The entries that follow should be written out exactly.

Data about app and page elements:
-=-=-=-=-

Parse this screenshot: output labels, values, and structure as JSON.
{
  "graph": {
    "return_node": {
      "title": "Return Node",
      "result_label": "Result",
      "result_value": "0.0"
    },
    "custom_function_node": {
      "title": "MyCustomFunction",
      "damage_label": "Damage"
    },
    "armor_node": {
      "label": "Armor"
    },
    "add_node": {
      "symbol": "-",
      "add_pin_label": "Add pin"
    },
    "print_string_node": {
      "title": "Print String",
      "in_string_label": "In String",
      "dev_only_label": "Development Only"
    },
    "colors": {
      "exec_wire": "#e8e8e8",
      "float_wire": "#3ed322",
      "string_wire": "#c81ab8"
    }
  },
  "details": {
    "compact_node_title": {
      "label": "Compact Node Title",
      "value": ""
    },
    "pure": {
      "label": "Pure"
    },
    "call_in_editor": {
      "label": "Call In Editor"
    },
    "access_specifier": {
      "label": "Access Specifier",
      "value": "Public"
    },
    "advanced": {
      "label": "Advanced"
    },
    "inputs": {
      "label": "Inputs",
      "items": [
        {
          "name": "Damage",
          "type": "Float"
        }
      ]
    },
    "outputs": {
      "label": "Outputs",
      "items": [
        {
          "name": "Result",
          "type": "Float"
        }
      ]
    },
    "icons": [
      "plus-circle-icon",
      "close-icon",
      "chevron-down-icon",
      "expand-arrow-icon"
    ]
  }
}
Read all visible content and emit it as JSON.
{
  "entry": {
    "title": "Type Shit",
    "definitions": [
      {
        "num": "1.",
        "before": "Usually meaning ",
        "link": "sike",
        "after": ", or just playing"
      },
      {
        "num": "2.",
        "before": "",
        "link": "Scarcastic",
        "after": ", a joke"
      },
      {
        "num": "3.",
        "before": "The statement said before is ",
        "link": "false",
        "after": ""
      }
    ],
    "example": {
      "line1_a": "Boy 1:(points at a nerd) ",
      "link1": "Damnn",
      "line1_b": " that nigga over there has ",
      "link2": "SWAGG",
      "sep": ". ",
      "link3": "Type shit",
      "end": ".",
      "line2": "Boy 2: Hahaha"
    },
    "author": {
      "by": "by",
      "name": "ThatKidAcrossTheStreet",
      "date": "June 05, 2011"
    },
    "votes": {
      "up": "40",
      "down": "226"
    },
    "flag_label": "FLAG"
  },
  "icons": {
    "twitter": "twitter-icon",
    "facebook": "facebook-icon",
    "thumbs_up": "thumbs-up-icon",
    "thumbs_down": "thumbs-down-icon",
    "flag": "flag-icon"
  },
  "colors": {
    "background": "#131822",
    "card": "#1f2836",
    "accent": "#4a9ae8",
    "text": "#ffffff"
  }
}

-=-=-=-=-

Exercise output:
Parse this screenshot: output labels, values, and structure as JSON.
{
  "graph": {
    "return_node": {
      "title": "Return Node",
      "result_label": "Result",
      "result_value": "0.0"
    },
    "custom_function_node": {
      "title": "MyCustomFunction",
      "damage_label": "Damage"
    },
    "armor_node": {
      "label": "Armor"
    },
    "add_node": {
      "symbol": "-",
      "add_pin_label": "Add pin"
    },
    "print_string_node": {
      "title": "Print String",
      "in_string_label": "In String",
      "dev_only_label": "Development Only"
    },
    "colors": {
      "exec_wire": "#e8e8e8",
      "float_wire": "#3ed322",
      "string_wire": "#c81ab8"
    }
  },
  "details": {
    "compact_node_title": {
      "label": "Compact Node Title",
      "value": ""
    },
    "pure": {
      "label": "Pure"
    },
    "call_in_editor": {
      "label": "Call In Editor"
    },
    "access_specifier": {
      "label": "Access Specifier",
      "value": "Public"
    },
    "advanced": {
      "label": "Advanced"
    },
    "inputs": {
      "label": "Inputs",
      "items": [
        {
          "name": "Damage",
          "type": "Float"
        }
      ]
    },
    "outputs": {
      "label": "Outputs",
      "items": [
        {
          "name": "Result",
          "type": "Float"
        }
      ]
    },
    "icons": [
      "plus-circle-icon",
      "close-icon",
      "chevron-down-icon",
      "expand-arrow-icon"
    ]
  }
}
Read all visible content and emit it as JSON.
{
  "entry": {
    "title": "Type Shit",
    "definitions": [
      {
        "num": "1.",
        "before": "Usually meaning ",
        "link": "sike",
        "after": ", or just playing"
      },
      {
        "num": "2.",
        "before": "",
        "link": "Scarcastic",
        "after": ", a joke"
      },
      {
        "num": "3.",
        "before": "The statement said before is ",
        "link": "false",
        "after": ""
      }
    ],
    "example": {
      "line1_a": "Boy 1:(points at a nerd) ",
      "link1": "Damnn",
      "line1_b": " that nigga over there has ",
      "link2": "SWAGG",
      "sep": ". ",
      "link3": "Type shit",
      "end": ".",
      "line2": "Boy 2: Hahaha"
    },
    "author": {
      "by": "by",
      "name": "ThatKidAcrossTheStreet",
      "date": "June 05, 2011"
    },
    "votes": {
      "up": "40",
      "down": "226"
    },
    "flag_label": "FLAG"
  },
  "icons": {
    "twitter": "twitter-icon",
    "facebook": "facebook-icon",
    "thumbs_up": "thumbs-up-icon",
    "thumbs_down": "thumbs-down-icon",
    "flag": "flag-icon"
  },
  "colors": {
    "background": "#131822",
    "card": "#1f2836",
    "accent": "#4a9ae8",
    "text": "#ffffff"
  }
}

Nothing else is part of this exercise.